Ello is a new social network, aimed to take on Facebook by not selling peoples information. It’s invite only, and has a very sparse set of features.
- Follow people like Twitter
- usernames like Twitter
- focus on posting like Twitter / Tumblr
- posts are re-shareable, full of media, more like Tumblr than FB.
- Execution is really bad.
- It’s really strange to navigate and use.
- Doesn’t work on mobile at all.
- While the team seems to be scrambling, nothing seems to be happening.
- VC funded with no business model. This is worse that Twitters year over year fail to turn a profit.
Why? Because we can.
A playful answer, but more often true than not. If something works, why not keep doing it? Marketing and sales are areas where this attitude is so entrenched that some people never question it. "Always be closing", "sell sell sell". Why are we pushing this grandmother to buy an android device she’ll never use? Because we can.
We put all the responsibility in the hands of the recipient, the buyer, or the clicker of ads. Often rightfully so, in my opinion. As good balance to douchy sales tactics is that if people simply don’t buy, the salesmen will quickly stop and try something else instead. Other fields are not so clear cut though.
As designer we believe it is our mission to delight users. To make the product easier to use, more entertaining, and always more sticky. Last week my favorite gamification researcher, Sebastian Deterding, posted a keynote where he questioned this idea; Why is it our job to make things more sticky?
I found myself agreeing wholeheartedly. No matter if work with web or apps, you are providing either tools or entertainment. There really is nothing else. Entertainment should of course be entertaining, and I wont rant about game design in this post. But should tools be fun? Should they be sticky?

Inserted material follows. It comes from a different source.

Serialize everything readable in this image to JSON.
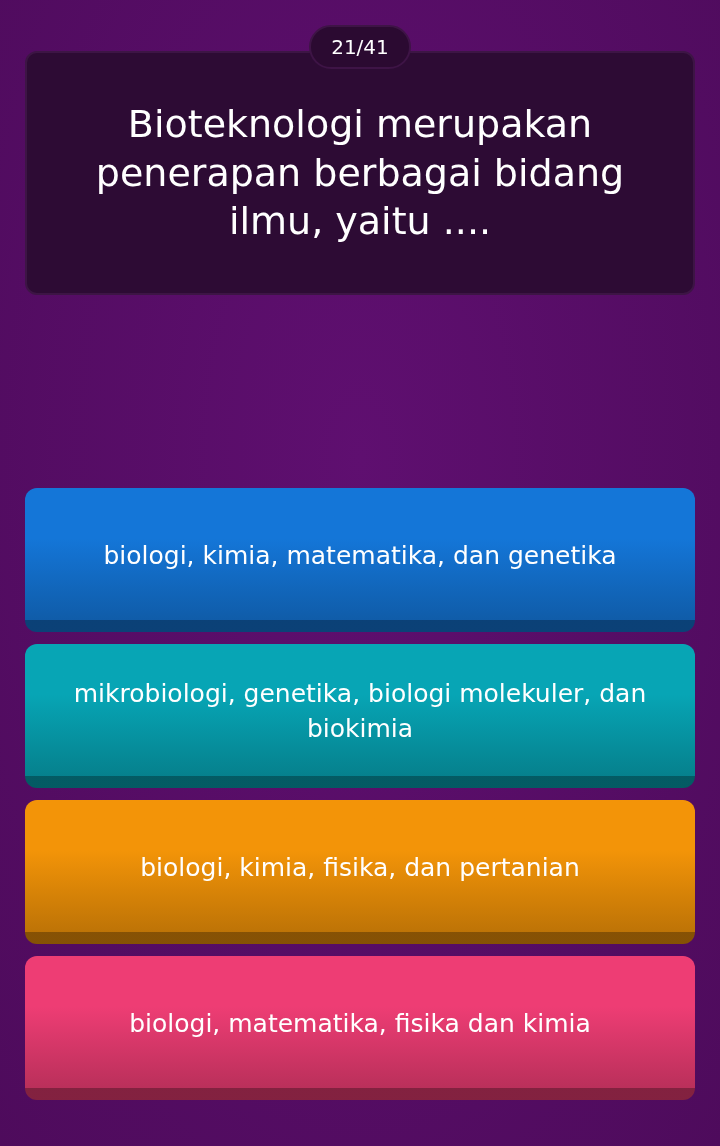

Steve Jobs once described the computer as a "bicycle for the mind". A tool to reach farther and faster than a human could without it. But are computers living up to this promise? I would argue no, and it’s because of us. As designers, we’ve perverted the idea of tools. Creating hammers people really like to use instead of ones that gets the job done. We’re not looking for the best way to solve a problem any more, we’re debating how to make our users engage more with the product. Again something which is fine, if it’s entertainment. But if it’s a tool, this is a douchy sales tactic.
I think we need to stop talking about delighting our users and get back to trying to build the best tools for the purpose. No matter how good we dazzle our clients, eventually the sales pitch will end and the users are left holding chocolate hammers.
Gave a talk today at WordCamp Norrköping on how to build web apps using WordPress, JetPacks REST API and BackBone.js.
A short presentation on the why and how to use BackBone.js and WordPress to build interactive web, apps or otherwise. My slides are available below and you can find the demo app on GitHub.
Medium.com is quickly shaping up to a great reading and writing experience. A recent surprise feature is their story/collection/user embeds which let you bring medium with you anywhere.
Odd to see what is basically an iFrame experience from such a design focused company. One can only conclude that they see some great experience behind this. Can’t wait to find out what it could be.
I’ve spent years trying out all the tools and tips for increasing productivity I could lay my hands on. Hundreds of apps, and services. Tips for sleeping. Hacks for staying focused. They all worked.
Each one increased the number of todos I checked off my lists. At least for a day or two. After that the search was on for whatever could help me improve more. I’m not even sure now if the methods failed as novelty wore off, or if I just got bored and started looking for my next fix.
The problem is that time went by and I wasn’t actually getting anywhere. My todos were demolished but poured in ever faster,and I never really achieved what I wanted.
I had become an efficiency junky.
I’m not sure when the turning point came. But over the last few years my projects are reaching further, quicker. My todo lists shrank, as did my working hours, but my output increased.
What did I spend the rest of my time on? Being bored. Nothing I’ve ever tried has increased my output or my mood as much as being bored. Boredom has a bad reputation, but it seems to focus my mind.
I’ve come to enjoy being bored. Even try to find time to be bored. Not that I enjoy the actual boredom, but I do enjoy the simplicity that comes after it.
Like meditation but without the training. Being bored for a few minutes, by yourself, can make all the difference in a stressful day.
Try it. It’s free.